Vietnam's struggle for independence from French colonialism culminated in one of history's epic battles - the 56-day-long siege of Dien Bien Phu.
The Vietnamese nationalist forces - the Viet Minh - under the leadership of Ho Chi Minh were outgunned by the might of the French imperial army but triumphed against the odds.
General Vo Nguyen Giap, 92, is still telling stories of the battle
On 7 May Vietnam celebrates the 50th anniversary of a stunning victory that brought an abrupt end to French imperial rule throughout Indochina.
Professor Tran Quoc Vuong was a student member of the transportation teams that brought rice from other provinces to support the fighters at the front.
The 71-year-old historian and archaeologist told BBC News Online: "Dien Bien Phu was a turning point in history. It was not only a victory for Vietnam, but it was celebrated in many other colonies, especially in Algeria, Morocco and Tunisia.

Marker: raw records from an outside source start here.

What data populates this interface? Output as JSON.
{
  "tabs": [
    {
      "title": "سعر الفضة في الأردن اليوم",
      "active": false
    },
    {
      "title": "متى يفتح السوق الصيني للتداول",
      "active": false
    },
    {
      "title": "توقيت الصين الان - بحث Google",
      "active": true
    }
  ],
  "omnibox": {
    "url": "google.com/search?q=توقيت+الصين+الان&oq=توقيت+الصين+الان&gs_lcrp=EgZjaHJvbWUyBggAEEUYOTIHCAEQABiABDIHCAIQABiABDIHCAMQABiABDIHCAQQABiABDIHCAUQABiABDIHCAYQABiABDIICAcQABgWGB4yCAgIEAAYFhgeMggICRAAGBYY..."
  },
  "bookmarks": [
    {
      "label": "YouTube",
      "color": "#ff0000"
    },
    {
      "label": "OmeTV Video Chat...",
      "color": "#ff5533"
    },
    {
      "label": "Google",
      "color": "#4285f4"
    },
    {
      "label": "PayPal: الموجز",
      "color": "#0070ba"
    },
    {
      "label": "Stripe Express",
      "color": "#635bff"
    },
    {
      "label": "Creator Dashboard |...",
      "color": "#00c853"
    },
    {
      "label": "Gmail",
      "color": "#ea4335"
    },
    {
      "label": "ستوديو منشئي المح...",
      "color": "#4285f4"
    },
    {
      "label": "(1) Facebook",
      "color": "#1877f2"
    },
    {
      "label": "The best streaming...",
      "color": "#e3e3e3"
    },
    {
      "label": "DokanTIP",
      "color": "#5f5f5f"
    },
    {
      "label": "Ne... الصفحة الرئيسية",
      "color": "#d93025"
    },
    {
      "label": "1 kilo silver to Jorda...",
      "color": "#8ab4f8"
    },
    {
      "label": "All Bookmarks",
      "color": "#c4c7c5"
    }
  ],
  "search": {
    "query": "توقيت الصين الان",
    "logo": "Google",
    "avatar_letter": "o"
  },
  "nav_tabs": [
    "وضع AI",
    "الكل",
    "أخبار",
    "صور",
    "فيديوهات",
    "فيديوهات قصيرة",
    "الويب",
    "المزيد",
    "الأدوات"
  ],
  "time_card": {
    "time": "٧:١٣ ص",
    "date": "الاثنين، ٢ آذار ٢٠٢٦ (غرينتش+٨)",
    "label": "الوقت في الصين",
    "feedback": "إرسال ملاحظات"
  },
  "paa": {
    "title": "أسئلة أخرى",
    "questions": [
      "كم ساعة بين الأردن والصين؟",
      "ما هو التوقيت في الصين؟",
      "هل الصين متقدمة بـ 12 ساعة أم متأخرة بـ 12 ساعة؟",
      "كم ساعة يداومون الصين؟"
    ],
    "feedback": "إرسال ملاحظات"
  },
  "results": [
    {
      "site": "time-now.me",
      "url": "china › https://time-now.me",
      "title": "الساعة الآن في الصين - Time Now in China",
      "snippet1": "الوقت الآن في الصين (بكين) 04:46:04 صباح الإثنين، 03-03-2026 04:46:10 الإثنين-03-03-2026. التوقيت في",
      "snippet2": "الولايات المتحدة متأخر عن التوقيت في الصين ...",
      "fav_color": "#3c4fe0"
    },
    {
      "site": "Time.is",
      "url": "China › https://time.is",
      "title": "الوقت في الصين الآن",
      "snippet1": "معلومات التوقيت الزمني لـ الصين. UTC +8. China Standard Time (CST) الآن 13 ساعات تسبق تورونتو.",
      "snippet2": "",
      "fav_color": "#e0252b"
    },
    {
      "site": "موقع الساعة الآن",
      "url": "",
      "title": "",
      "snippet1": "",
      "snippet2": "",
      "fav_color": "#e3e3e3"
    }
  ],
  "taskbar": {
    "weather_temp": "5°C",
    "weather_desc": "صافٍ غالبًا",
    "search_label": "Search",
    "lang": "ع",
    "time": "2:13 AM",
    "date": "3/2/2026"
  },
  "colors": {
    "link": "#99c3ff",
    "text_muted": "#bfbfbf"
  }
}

"The name became a metaphor for a great victory in other languages."
1954 BATTLE OF DIEN BIEN PHU
13 March - Viet Minh attack French garrison at Dien Bien Phu
French underestimate Viet Minh strength and are soon surrounded
Attempts to re-supply by parachute are unsuccessful
Siege lasts until 7 May, when French surrender
At least 2,000 French forces died, many more Viet Minh
The Vietnamese general who masterminded the crushing defeat of 21 of the French battalions, General Vo Nguyen Giap, is a living legend.
Now 92 years old, he is still beguiling audiences with his lucid account of his
military strategy, and battlefield details.
Though physically frail, his memory is prodigious.
General Giap, who began his career as a journalist and history teacher, eventually became Ho Chi Minh's right-hand man as founder of the Viet Minh and the chief military strategist who masterminded the defeat of both the French and, later, the US forces.
During a two-hour press conference, he proudly recalled: "It was the first time that a colonial power had been defeated."
He said Vietnam "led the wave of independence wars that freed the colonies of the European empires after World War II".
"Vietnam proves that if a nation is determined to stand up, it is very strong; the weak can win, over the strong, if you have justice and humanity on your side," he said.
When asked to identify his best general, General Giap answered: ''My best general was our people."
For some of the younger generation too, Dien Bien Phu also has a special place in their hearts.
"Dien Bien Phu symbolises the unity and independence of the Vietnamese people," said Thu Lang, a 39-year-old writer from Saigon.
"All of our people have deep feelings about it."
In many homes the experience has brought generations closer together.
"My grandfather fought against the French, my father against the US, and we all watched a Dien Bien Phu movie on TV together," a 26-year-old secretary at the privately owned Saonam Technology Development Company explained.
The extraordinary sacrifices made by the Vietnamese people, both in the French war and the US war, have little to do with any belief in communism, according to Professor Vuong.
"It was always nationalism and patriotism that inspired us, and we always saw Ho Chi Minh as a nationalist rather than a communist. It was an anti-colonial war of independence," he said.
On the subject of Iraq, General Giap was cautious, but issued a general warning to the US that "any forces that would impose their will on other nations will certainly face defeat".
General Vo Nguyen Giap is seen as a national hero
"All nations fighting for their legitimate interests and sovereignty will surely win," he said.
Dien Bien Phu is also a time for reflection on contemporary life.
Professor Vuong and a number of other war veterans are disappointed with
current trends in society.
As they see it, Ho Chi Minh's dreams of an egalitarian society have been ditched in favour of market forces development. This, in turn, has given rise to a nouveau riche class whom they dub the "red capitalists".
"Now the young generation only think about getting rich," said Professor Vuong.
Thu Lang said it was wrong to make generalisations about the generation gap in Vietnam.
"It is true some youth are disaffected and only want to make money, but Dien Bien Phu is still alive inside each one of us. But the potential inspiration remains dormant - the question is whether the government can do enough to ignite this feeling," he said.
Waking the spirit of Dien Bien Phu in order to galvanise today's Vietnamese society is a recurring theme in General Giap's speeches.
But in the view of many intellectuals and war veterans, that depends on
reviving a concern for social justice and addressing the growing gap between rich and poor.